### Problem statement
Please copy every line of the records below that holds the word "Addict".

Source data
....
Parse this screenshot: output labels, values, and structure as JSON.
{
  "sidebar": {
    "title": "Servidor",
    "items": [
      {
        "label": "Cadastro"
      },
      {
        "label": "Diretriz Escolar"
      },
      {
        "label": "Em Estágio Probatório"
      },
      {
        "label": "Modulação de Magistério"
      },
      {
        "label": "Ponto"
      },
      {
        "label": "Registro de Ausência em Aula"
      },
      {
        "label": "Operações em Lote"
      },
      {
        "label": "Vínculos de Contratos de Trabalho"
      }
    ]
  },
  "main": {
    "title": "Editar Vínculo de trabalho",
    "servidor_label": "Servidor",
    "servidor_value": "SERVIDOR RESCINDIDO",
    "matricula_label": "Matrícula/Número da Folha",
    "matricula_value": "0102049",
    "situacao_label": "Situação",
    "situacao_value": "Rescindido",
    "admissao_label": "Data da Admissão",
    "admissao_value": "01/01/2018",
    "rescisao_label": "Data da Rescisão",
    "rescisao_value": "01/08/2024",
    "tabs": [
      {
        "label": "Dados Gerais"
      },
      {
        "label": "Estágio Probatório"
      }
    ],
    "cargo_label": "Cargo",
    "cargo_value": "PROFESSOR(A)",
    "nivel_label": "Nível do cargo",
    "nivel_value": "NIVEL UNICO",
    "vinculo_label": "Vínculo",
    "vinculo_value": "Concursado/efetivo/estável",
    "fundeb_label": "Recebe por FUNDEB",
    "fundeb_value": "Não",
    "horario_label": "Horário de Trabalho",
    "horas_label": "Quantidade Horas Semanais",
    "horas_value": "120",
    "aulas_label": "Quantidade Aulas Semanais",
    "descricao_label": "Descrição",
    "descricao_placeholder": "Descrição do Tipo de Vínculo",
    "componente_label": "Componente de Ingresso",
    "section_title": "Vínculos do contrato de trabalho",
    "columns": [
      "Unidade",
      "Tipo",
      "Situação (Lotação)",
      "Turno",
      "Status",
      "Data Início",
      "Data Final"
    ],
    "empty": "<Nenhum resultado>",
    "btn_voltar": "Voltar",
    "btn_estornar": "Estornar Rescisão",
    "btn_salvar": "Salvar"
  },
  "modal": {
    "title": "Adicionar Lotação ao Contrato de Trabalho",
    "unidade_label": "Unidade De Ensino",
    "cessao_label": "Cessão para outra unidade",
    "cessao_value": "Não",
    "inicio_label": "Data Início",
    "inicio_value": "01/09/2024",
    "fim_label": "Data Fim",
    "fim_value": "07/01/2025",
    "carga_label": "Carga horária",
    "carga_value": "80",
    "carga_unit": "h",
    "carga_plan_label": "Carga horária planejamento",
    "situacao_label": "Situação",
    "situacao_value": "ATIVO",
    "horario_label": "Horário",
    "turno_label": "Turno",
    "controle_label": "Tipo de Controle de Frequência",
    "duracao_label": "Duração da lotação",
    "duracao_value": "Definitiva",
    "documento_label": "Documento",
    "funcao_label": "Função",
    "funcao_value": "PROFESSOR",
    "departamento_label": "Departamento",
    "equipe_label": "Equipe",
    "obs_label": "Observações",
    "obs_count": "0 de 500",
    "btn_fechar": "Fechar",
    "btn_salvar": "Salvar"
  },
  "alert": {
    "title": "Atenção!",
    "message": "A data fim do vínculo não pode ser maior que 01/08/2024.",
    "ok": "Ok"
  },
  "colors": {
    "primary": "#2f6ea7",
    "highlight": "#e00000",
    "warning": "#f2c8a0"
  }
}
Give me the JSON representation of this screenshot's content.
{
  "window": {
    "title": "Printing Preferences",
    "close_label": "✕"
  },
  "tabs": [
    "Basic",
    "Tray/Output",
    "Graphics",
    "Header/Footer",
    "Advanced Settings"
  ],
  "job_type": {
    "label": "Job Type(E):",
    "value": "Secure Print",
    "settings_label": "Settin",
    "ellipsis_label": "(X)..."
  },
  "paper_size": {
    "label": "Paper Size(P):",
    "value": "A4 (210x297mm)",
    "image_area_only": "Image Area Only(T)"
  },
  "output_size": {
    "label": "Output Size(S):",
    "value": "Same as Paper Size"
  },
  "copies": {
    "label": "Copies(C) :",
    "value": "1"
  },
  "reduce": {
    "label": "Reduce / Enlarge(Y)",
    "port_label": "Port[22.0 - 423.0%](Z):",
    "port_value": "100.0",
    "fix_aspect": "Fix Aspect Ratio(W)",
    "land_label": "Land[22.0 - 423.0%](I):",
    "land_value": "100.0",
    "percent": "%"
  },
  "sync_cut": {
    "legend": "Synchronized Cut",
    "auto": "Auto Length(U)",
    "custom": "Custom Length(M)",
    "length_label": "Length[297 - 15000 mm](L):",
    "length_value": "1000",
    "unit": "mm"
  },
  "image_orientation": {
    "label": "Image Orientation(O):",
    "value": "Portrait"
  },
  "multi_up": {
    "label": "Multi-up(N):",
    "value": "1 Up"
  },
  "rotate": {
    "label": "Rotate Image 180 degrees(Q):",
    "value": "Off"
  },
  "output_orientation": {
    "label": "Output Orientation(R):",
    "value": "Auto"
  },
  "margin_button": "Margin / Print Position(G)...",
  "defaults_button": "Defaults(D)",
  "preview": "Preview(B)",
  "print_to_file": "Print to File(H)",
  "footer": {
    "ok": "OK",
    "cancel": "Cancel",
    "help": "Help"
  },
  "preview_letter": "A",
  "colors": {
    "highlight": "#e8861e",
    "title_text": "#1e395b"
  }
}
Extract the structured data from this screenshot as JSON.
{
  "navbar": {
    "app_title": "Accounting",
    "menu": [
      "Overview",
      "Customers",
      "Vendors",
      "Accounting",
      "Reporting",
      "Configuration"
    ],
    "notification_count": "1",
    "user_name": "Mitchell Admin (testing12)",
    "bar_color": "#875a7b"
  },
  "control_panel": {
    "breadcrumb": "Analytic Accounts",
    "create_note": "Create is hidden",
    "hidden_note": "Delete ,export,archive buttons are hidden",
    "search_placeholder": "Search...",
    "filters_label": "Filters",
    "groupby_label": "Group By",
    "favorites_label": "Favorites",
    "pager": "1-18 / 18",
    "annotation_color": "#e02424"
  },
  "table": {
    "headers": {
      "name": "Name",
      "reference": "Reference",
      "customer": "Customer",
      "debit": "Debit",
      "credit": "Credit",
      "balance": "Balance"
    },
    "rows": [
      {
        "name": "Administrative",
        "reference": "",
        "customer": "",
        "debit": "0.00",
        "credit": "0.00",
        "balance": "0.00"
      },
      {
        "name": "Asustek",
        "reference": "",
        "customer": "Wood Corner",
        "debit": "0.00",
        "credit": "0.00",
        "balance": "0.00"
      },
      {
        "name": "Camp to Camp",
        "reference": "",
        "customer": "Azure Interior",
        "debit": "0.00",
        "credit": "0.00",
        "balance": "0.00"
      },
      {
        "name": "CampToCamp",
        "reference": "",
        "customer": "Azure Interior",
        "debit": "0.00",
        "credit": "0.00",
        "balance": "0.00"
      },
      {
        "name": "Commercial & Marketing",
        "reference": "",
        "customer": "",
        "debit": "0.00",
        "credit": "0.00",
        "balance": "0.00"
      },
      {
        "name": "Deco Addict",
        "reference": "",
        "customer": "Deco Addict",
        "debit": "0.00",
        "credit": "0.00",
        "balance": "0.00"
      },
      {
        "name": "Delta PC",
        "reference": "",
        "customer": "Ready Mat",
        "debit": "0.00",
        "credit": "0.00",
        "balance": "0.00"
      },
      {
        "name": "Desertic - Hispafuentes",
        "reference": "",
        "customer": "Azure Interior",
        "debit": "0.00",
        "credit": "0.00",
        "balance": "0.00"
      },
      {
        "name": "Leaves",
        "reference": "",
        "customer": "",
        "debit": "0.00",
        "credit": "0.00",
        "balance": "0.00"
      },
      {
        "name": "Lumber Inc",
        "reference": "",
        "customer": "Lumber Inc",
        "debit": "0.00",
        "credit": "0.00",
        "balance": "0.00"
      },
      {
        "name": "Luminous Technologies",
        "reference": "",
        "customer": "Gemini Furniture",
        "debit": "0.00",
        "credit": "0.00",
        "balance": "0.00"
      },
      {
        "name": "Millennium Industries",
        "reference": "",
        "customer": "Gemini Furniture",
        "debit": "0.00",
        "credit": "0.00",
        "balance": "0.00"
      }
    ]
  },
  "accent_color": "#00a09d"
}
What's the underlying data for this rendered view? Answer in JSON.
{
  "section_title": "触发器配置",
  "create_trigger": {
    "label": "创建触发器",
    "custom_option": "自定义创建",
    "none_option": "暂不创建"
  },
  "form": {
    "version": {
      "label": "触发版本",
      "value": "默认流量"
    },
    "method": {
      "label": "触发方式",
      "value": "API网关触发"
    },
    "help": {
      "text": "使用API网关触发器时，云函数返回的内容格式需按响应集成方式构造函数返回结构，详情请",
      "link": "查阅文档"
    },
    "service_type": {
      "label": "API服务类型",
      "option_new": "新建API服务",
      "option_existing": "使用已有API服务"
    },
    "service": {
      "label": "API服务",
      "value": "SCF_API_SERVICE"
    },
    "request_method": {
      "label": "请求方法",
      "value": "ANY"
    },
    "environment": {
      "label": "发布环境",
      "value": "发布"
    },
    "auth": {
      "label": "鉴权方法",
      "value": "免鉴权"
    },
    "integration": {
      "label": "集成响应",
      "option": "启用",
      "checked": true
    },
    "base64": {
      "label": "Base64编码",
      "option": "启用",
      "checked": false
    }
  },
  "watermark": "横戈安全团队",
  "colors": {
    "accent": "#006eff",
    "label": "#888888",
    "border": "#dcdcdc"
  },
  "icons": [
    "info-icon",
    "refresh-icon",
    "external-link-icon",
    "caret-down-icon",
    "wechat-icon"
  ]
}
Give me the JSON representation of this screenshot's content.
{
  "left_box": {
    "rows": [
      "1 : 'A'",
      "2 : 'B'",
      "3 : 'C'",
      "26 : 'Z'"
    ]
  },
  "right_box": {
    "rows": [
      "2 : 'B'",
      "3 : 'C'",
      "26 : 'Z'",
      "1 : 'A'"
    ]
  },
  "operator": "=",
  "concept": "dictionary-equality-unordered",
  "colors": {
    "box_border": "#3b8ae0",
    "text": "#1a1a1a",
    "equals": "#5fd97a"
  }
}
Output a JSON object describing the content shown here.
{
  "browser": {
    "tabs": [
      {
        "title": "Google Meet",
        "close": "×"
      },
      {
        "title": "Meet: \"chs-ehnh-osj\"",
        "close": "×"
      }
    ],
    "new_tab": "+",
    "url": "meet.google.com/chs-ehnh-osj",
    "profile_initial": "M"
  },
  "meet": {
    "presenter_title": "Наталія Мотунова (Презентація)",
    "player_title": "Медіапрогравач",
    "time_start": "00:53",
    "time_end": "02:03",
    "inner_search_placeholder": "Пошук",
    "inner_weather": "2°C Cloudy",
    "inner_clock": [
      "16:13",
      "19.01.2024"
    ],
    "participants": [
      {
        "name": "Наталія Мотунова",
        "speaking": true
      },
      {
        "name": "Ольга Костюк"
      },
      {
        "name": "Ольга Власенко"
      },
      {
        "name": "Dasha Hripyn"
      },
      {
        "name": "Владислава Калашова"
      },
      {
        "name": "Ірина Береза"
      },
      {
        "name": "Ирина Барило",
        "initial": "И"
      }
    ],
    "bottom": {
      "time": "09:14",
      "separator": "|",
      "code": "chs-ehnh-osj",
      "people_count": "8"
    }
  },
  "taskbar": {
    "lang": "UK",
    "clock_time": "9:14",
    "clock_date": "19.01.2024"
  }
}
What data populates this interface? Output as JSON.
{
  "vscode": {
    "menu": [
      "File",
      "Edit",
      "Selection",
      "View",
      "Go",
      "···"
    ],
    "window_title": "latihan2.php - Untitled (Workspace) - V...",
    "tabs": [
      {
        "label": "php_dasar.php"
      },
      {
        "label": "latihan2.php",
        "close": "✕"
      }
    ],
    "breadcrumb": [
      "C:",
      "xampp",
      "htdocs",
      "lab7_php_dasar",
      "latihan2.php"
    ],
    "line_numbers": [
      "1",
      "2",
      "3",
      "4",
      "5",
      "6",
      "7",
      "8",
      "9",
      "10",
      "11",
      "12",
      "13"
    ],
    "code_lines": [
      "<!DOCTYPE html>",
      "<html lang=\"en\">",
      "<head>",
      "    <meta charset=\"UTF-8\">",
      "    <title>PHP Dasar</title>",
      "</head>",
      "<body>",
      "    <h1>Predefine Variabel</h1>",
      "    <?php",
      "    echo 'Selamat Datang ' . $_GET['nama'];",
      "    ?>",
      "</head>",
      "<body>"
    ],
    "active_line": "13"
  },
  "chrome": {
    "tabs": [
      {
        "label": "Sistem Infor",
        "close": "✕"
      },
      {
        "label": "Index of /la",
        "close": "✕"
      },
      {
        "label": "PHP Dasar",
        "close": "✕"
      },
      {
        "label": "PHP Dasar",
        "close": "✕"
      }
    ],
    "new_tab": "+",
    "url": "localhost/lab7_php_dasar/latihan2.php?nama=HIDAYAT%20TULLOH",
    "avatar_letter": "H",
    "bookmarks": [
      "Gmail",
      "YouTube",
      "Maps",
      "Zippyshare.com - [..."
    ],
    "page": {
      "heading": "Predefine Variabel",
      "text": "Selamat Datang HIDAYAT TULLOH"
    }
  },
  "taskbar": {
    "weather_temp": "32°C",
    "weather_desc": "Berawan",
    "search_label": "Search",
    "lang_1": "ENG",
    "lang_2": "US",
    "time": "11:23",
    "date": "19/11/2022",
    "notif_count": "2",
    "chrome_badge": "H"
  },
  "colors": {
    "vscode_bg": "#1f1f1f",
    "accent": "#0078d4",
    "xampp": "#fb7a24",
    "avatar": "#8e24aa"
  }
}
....
### Result for this task
        "name": "Deco Addict",
        "customer": "Deco Addict",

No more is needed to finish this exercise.